Task instructions ▸ Report the number of lines in the records below that contain the word "this", and nothing more.

Provided entries ▸
########################################
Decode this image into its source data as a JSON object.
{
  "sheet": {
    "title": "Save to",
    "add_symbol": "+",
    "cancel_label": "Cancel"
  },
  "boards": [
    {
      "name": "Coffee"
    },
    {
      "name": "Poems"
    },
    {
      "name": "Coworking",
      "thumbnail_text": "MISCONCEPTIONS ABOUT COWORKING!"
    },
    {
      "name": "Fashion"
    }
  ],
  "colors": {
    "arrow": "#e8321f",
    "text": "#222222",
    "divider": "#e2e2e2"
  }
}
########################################
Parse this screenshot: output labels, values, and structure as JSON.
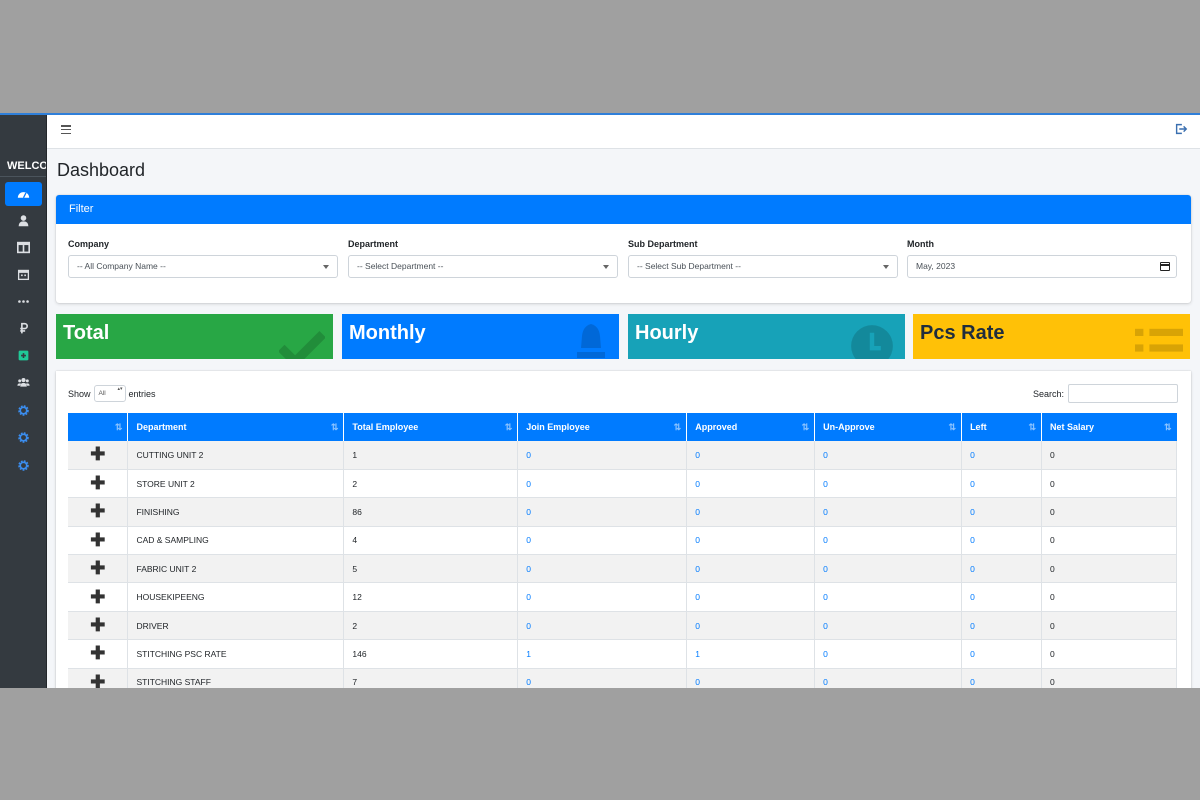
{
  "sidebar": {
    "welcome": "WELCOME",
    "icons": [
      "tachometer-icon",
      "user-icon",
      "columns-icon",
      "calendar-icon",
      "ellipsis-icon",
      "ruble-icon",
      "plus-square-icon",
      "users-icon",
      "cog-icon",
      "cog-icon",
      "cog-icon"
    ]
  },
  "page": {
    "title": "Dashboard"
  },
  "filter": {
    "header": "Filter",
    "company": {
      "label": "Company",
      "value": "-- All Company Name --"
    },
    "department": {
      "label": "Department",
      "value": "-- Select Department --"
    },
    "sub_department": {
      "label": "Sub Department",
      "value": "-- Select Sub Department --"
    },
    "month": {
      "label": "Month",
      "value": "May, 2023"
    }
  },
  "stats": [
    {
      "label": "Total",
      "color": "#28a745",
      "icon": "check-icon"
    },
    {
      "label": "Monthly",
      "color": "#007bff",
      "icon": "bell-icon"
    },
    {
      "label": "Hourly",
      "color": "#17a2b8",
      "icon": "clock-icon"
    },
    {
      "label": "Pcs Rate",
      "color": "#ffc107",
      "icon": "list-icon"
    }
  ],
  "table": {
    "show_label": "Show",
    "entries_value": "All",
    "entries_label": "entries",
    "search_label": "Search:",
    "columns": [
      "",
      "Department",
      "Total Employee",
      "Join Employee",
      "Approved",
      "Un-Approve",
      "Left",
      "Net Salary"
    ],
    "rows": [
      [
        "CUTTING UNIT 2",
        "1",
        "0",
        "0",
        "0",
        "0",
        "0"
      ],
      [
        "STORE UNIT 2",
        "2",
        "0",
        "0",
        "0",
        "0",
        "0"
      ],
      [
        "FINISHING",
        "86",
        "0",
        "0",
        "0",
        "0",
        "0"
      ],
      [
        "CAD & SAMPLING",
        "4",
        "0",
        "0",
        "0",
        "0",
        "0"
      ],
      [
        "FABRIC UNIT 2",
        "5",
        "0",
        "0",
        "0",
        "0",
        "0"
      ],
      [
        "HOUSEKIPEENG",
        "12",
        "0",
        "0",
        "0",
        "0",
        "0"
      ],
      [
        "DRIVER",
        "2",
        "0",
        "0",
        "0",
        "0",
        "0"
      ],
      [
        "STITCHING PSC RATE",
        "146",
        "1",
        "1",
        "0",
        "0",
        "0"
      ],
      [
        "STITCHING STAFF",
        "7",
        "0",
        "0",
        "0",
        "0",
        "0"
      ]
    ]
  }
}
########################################
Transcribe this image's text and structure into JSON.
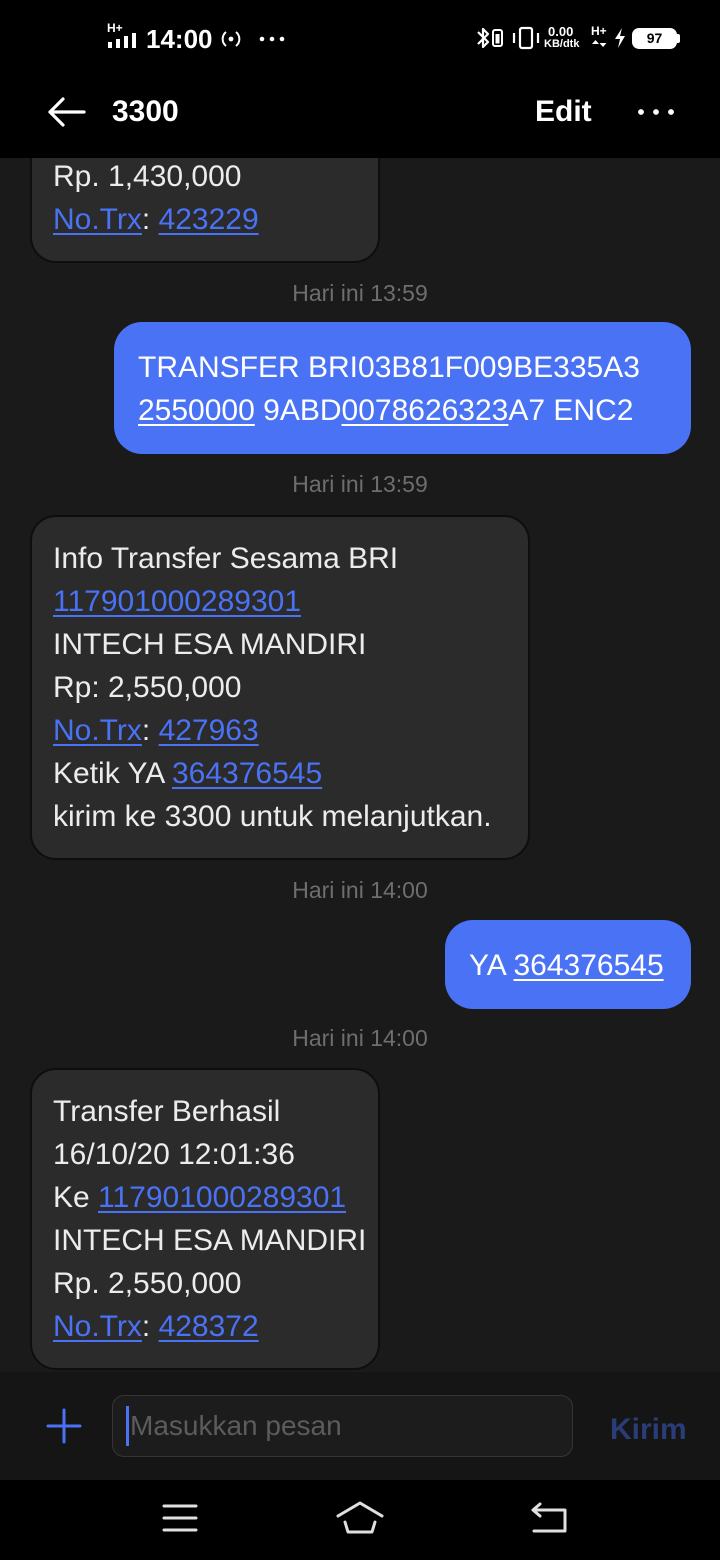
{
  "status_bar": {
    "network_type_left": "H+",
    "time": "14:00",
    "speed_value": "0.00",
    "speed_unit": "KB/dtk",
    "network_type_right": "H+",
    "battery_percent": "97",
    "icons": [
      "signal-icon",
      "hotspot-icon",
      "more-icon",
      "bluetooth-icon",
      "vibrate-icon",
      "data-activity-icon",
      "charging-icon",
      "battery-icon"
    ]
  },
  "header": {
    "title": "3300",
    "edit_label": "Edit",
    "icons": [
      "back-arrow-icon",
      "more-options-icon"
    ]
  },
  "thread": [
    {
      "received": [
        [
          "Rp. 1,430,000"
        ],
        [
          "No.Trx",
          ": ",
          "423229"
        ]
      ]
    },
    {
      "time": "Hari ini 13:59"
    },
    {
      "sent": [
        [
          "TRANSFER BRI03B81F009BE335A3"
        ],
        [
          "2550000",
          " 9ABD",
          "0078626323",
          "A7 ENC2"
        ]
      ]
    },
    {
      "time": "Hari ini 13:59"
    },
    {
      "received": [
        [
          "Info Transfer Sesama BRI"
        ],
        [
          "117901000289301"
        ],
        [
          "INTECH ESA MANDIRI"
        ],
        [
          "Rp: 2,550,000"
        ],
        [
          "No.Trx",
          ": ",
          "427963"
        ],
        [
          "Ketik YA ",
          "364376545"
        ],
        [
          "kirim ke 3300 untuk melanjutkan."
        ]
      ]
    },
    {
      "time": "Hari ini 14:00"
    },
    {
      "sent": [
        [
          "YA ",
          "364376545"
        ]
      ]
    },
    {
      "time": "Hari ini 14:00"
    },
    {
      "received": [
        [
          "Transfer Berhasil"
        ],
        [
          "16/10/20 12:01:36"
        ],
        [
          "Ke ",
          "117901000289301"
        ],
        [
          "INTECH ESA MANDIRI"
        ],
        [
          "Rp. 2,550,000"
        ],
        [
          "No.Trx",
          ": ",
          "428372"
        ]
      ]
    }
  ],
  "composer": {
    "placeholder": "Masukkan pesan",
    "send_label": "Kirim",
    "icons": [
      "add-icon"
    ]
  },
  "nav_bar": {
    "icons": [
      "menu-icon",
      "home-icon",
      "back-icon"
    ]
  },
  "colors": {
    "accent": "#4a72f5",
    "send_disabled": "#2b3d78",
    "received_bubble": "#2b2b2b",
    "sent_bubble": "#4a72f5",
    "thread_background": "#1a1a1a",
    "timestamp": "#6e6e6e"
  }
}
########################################
Problem solution ▸ 3